In our gospel lesson for today, Jesus has been having a really long day. We seem to jump into the text mid-story. “Immediately Jesus made the disciples get into the boat,” we read. For this to make sense, we need to know immediately after what this takes place. So we need to flip back to the beginning of Matthew 14. At the start of the chapter, we hear about John the Baptist, cousin to Jesus, and perhaps more importantly forerunner and messenger to Jesus, being beheaded by King Herod after a time of imprisonment. John’s disciples make sure Jesus knows what has happened. And when he hears the news, he withdraws by himself in a boat to pray. He needs some time to grieve and reflect. He doesn’t get it, though, because when he gets off the boat at the other side of the lake, he finds that the crowds have already beat him there, and are waiting for him. Jesus doesn’t turn them away though. Instead, he looks on them with deep compassion, heals their si…

Kindle Book Giveaway: Singing at the Table

From 3am EST Friday, August 7th, 2020 until 2:59am EST on Thursday, August 20th, 2020, I'm running a book giveaway on Goodreads. You can find my author page on Goodreads here, and click below to enter to win one of 20 free copies of the Kindle version of Singing at the Table, my book of sung communion liturgies. 

Goodreads Book Giveaway Singing at the Table by Beth Quick Giveaway ends August 19, 2020. See the giveaway details at Goodreads. Enter Giveaway

Sermon for the Ninth Sunday after Pentecost, Year A, "Something to Eat," Matthew 14:13-21

Sermon 8/2/20Matthew 14:13-21

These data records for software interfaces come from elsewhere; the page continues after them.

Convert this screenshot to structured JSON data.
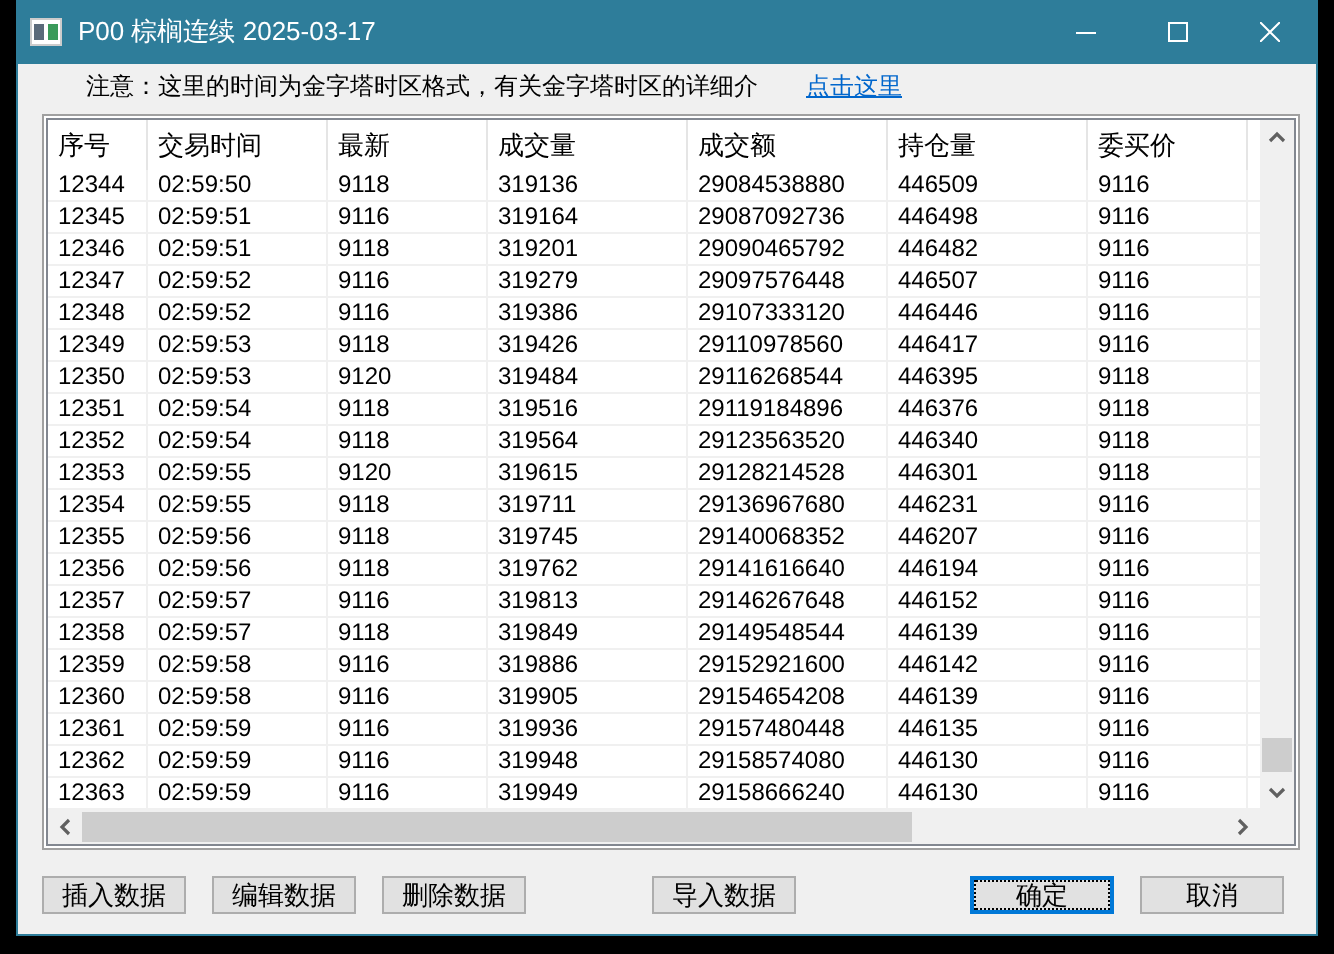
{
  "window": {
    "title": "P00 棕榈连续 2025-03-17"
  },
  "notice": {
    "text": "注意：这里的时间为金字塔时区格式，有关金字塔时区的详细介",
    "link": "点击这里"
  },
  "table": {
    "columns": [
      "序号",
      "交易时间",
      "最新",
      "成交量",
      "成交额",
      "持仓量",
      "委买价"
    ],
    "rows": [
      [
        "12344",
        "02:59:50",
        "9118",
        "319136",
        "29084538880",
        "446509",
        "9116"
      ],
      [
        "12345",
        "02:59:51",
        "9116",
        "319164",
        "29087092736",
        "446498",
        "9116"
      ],
      [
        "12346",
        "02:59:51",
        "9118",
        "319201",
        "29090465792",
        "446482",
        "9116"
      ],
      [
        "12347",
        "02:59:52",
        "9116",
        "319279",
        "29097576448",
        "446507",
        "9116"
      ],
      [
        "12348",
        "02:59:52",
        "9116",
        "319386",
        "29107333120",
        "446446",
        "9116"
      ],
      [
        "12349",
        "02:59:53",
        "9118",
        "319426",
        "29110978560",
        "446417",
        "9116"
      ],
      [
        "12350",
        "02:59:53",
        "9120",
        "319484",
        "29116268544",
        "446395",
        "9118"
      ],
      [
        "12351",
        "02:59:54",
        "9118",
        "319516",
        "29119184896",
        "446376",
        "9118"
      ],
      [
        "12352",
        "02:59:54",
        "9118",
        "319564",
        "29123563520",
        "446340",
        "9118"
      ],
      [
        "12353",
        "02:59:55",
        "9120",
        "319615",
        "29128214528",
        "446301",
        "9118"
      ],
      [
        "12354",
        "02:59:55",
        "9118",
        "319711",
        "29136967680",
        "446231",
        "9116"
      ],
      [
        "12355",
        "02:59:56",
        "9118",
        "319745",
        "29140068352",
        "446207",
        "9116"
      ],
      [
        "12356",
        "02:59:56",
        "9118",
        "319762",
        "29141616640",
        "446194",
        "9116"
      ],
      [
        "12357",
        "02:59:57",
        "9116",
        "319813",
        "29146267648",
        "446152",
        "9116"
      ],
      [
        "12358",
        "02:59:57",
        "9118",
        "319849",
        "29149548544",
        "446139",
        "9116"
      ],
      [
        "12359",
        "02:59:58",
        "9116",
        "319886",
        "29152921600",
        "446142",
        "9116"
      ],
      [
        "12360",
        "02:59:58",
        "9116",
        "319905",
        "29154654208",
        "446139",
        "9116"
      ],
      [
        "12361",
        "02:59:59",
        "9116",
        "319936",
        "29157480448",
        "446135",
        "9116"
      ],
      [
        "12362",
        "02:59:59",
        "9116",
        "319948",
        "29158574080",
        "446130",
        "9116"
      ],
      [
        "12363",
        "02:59:59",
        "9116",
        "319949",
        "29158666240",
        "446130",
        "9116"
      ]
    ]
  },
  "button_groups": [
    [
      {
        "label": "插入数据",
        "focused": false
      },
      {
        "label": "编辑数据",
        "focused": false
      },
      {
        "label": "删除数据",
        "focused": false
      }
    ],
    [
      {
        "label": "导入数据",
        "focused": false
      }
    ],
    [
      {
        "label": "确定",
        "focused": true
      },
      {
        "label": "取消",
        "focused": false
      }
    ]
  ]
}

Something to EatCan I make a confession? Sometimes, lulled by the familiarity of a scripture text, I forget to be wowed by what I’m reading. It’s a shame, for many reasons, not the least of which is the fact that we have so very little recorded from Jesus’ life and works that it is a serious flaw to be less-than-dazzled by anything we get to read! But it’s also a shame because it means that I’ve probably stopped engaging with the scripture text in a way that helps me learn, dig deeper in faith, and be transformed in my discipleship because of my encounter with Christ in the scriptures. I’ll admit that the account of the Feeding of the 5000 is one of those texts that I sometimes overlook because “I know it already.” But it’s worth a closer look because this event is one of the very few stories that appear in all four gospel accounts. There are very few events, particularly outside of the death and resurrection of Jesus, that appear in all four gospels. As s…